Century Marks

Century Marks

Evolution in the church

Some pro-evolution folks have come up with a snarky response to those who think creationism should be taught in public schools—a bumper sticker which reads, "So can I teach evolution in your church?" Paul Wallace, a professor of astronomy and physics who is now attending seminary, argues that if evolution were taught in churches, it would enhance congregants' appreciation for mystery and their understanding of God. Christians opposed to evolution are guilty of "small-god-ism." "If 'God' is not large enough to contain this universe in all its immensity and complexity and age, then it's just not God," says Wallace (Religion Dispatches, February 9).

Smells and bells

Nathan D. Mitchell says that his earliest memories of church are attached to smells: the incense, the musty odor of the cloth veiling the priest in the confessional, the  aroma of the floor wax in the corridor leading to the parish school. There is, of course, a close connection between smell and memory. Mitchell laments that so much liturgical reform and renewal makes intelligibility of the faith the centerpiece rather than sensory perception. "The unintentional consequence is a liturgy which 'explains' rather than evokes, speaks rather than sings, drones rather than dances, and skulks rather than soars" (Worship, January).

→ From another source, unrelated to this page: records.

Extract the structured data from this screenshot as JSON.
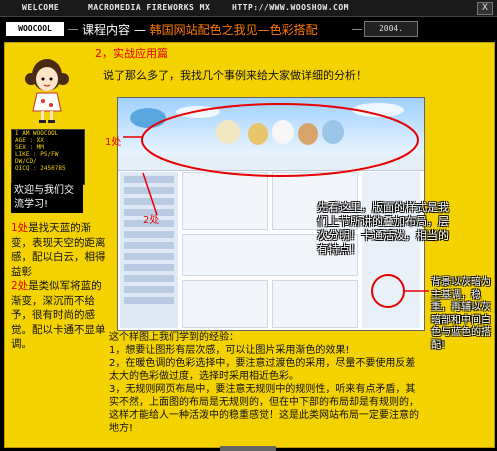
{
  "topbar": {
    "welcome": "WELCOME",
    "product": "MACROMEDIA FIREWORKS MX",
    "url": "HTTP://WWW.WOOSHOW.COM",
    "close": "X"
  },
  "titlebar": {
    "logo": "WOOCOOL",
    "title_prefix": "课程内容 —",
    "title_highlight": "韩国网站配色之我见—色彩搭配",
    "date": "2004."
  },
  "panel": {
    "section_heading": "2，实战应用篇",
    "intro": "说了那么多了，我找几个事例来给大家做详细的分析！",
    "profile": {
      "lines": [
        "I AM WOOCOOL",
        "AGE : XX",
        "SEX : MM",
        "LIKE : PS/FW",
        "DW/CD/",
        "OICQ : 2450785"
      ],
      "welcome": "欢迎与我们交流学习!"
    },
    "left_note": {
      "tag1": "1处",
      "text1": "是找天蓝的渐变，表现天空的距离感，配以白云，相得益彰",
      "tag2": "2处",
      "text2": "是类似军将蓝的渐变，深沉而不给予，很有时尚的感觉。配以卡通不显单调。"
    },
    "callout1": "1处",
    "callout2": "2处",
    "overlay_note": "先看这里，版面的样式是我们上节所讲的叠加布局，层次分明！卡通活泼，相当的有特点！",
    "right_note": "背景以灰暗为主基调，稳重，再辅以灰暗部和中间白色与蓝色的搭配!",
    "lessons": {
      "title": "这个样图上我们学到的经验：",
      "items": [
        "1，想要让图形有层次感，可以让图片采用渐色的效果!",
        "2，在暖色调的色彩选择中，要注意过渡色的采用，尽量不要使用反差太大的色彩做过度，选择时采用相近色彩。",
        "3，无规则网页布局中，要注意无规则中的规则性，听来有点矛盾，其实不然，上面图的布局是无规则的，但在中下部的布局却是有规则的，这样才能给人一种活泼中的稳重感觉！这是此类网站布局一定要注意的地方!"
      ]
    }
  },
  "colors": {
    "panel_bg": "#f4d200",
    "accent_red": "#e60000",
    "accent_orange": "#ff7a00"
  }
}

Creationism in the schools

The majority of public high school bio­logy teachers are not strong advocates of evolution in the classroom, according to a study conducted at Penn State. The study found that only 28 percent of high school biology teachers consistently follow the National Research Council recommendations, which call for introducing evidence that evolution is a reality and using evolution as a unifying theme in the curriculum. About 13 percent of teachers surveyed "explicitly advocate creationism or intelligent design by spending at least one hour of class time presenting it in a positive light." Sixty percent of the teachers try to avoid controversy. They aren't strong advocates of evolutionary biology nor are they explicit proponents of nonscientific alternatives. The researchers fear that this group may be more a hindrance to scientific literacy than the much smaller number who are creationists.

Parts for sale

Our bodies may be sacred, but given the worldwide demand for organs and other body parts, they are up for sale. A kidney can be purchased in India for $15,000 or in China for $62,000. Desperate people in poor countries like Pakistan, Indonesia or India sell their body parts for a pittance. Sometimes parts are stolen from the recently dead. And sometimes people are killed for their organs (Wired, February).

Dial-up confession

A new application for smart phones is being marketed to assist Catholics in making confession. Using the Ten Commandments, the application asks a number of questions to help Catholics identify their sins, as in "Have I wished evil upon another person?" or "Have I used any method of contraception or artificial birth control in my marriage?" When the questions for self-examination are completed, users get a checklist of their sins with a suggested prayer of penance, followed by an inspirational message. A Vatican spokes­person has warned that the application, while a means of preparing for going to confession, cannot take the place of a priest (AP).